• _What the task requires_: Would you please give all the lines below again, exactly as they stand?

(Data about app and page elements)

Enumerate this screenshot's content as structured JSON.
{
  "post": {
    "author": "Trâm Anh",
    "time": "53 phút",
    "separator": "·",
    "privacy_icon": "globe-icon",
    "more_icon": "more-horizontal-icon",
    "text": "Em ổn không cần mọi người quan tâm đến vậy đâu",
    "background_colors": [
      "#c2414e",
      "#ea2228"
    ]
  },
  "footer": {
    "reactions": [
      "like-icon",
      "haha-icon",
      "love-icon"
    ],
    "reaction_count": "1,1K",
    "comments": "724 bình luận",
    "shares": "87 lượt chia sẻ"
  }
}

• _Task output_:
Enumerate this screenshot's content as structured JSON.
{
  "post": {
    "author": "Trâm Anh",
    "time": "53 phút",
    "separator": "·",
    "privacy_icon": "globe-icon",
    "more_icon": "more-horizontal-icon",
    "text": "Em ổn không cần mọi người quan tâm đến vậy đâu",
    "background_colors": [
      "#c2414e",
      "#ea2228"
    ]
  },
  "footer": {
    "reactions": [
      "like-icon",
      "haha-icon",
      "love-icon"
    ],
    "reaction_count": "1,1K",
    "comments": "724 bình luận",
    "shares": "87 lượt chia sẻ"
  }
}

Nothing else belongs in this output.